|• Total||31.7 km2 (12.2 sq mi)|
|Elevation||1,180 m (3,870 ft)|
|• Density||710/km2 (1,800/sq mi)|
|Racial makeup (2011)|
|• Black African||79.6%|
|First languages (2011)|
|Time zone||UTC+2 (SAST)|
|Postal code (street)|
In 1880, a syndicate bought the western portion of the farm Grasbult to irrigate the fertile land and produce vegetables for the diamond fields. The town which grew here was named after Sir Charles Warren. Diamonds were discovered here in 1888 and mining continued to 1926.
Warrenton is situated in the north-eastern part of the Northern Cape province, on the south bank of the Vaal River, approximately 70 kilometres (40 mi) north of Kimberley, the provincial capital.
The town lies just downstream of the Vaalharts Dam, which supplies water to the Vaalharts Irrigation Scheme.
The main Cape Town–Kimberley–Johannesburg railway line also passes through the town, and the line to Mafikeng and Botswana branches off at Fourteen Streams, on the north bank of the Vaal opposite Warrenton.
In the 2011 Census the population of Warrenton, including the township of Ikutseng, was recorded as 22,588 people living in 5,615 households. 80% of the residents described themselves as "Black African", 14% as "Coloured", 5% as "White", and 1% as "Indian or Asian". 67% of the residents of the town speak Setswana as their first language, while 22% speak Afrikaans, 4% speak Xhosa and 2% speak Sotho.
Warrenton is the only town in the Magareng Local Municipality, which covers an area of 1,542 square kilometres (595 sq mi) between the Harts River and the Free State border.

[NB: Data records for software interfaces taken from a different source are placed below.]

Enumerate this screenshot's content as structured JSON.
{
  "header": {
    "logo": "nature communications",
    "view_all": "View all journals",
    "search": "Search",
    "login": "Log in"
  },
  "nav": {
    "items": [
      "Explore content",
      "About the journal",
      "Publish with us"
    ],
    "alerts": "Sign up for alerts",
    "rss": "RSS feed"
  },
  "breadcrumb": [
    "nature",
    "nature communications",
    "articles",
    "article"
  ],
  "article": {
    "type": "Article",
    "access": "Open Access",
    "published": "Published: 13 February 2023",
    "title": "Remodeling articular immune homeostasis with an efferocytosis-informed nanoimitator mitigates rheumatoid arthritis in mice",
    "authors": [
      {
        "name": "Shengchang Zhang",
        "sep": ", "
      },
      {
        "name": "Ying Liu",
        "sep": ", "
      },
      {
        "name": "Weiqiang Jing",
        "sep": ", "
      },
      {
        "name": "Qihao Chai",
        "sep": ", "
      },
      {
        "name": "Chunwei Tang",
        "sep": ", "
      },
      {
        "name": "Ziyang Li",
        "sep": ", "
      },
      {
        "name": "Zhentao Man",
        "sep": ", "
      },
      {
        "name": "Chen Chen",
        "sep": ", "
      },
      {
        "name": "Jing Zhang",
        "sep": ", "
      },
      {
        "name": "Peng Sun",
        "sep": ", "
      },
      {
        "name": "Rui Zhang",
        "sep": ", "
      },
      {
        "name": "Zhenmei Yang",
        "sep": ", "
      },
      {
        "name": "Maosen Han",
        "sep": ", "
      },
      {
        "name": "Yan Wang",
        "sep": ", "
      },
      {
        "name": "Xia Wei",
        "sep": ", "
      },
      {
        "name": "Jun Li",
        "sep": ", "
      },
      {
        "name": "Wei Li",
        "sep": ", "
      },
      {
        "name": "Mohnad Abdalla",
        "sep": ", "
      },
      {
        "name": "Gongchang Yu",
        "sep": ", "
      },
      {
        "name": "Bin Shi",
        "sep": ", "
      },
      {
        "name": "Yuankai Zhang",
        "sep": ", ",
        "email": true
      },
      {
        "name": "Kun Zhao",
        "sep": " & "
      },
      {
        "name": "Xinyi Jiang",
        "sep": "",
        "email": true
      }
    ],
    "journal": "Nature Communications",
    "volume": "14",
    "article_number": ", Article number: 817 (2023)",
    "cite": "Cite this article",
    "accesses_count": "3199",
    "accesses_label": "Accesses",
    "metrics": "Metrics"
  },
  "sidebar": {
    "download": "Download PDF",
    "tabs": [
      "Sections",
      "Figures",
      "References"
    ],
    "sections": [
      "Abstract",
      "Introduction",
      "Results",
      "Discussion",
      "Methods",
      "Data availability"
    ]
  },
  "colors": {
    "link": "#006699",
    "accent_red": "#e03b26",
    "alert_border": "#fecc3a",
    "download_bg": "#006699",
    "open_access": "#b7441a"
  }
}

The municipal council is controlled by an African National Congress majority; the mayor is Bongile Mhaleni.<ref>"Contact information: Magareng Local Municipality". Government Communication and Information System. Retrieved 13 January 2014.</ref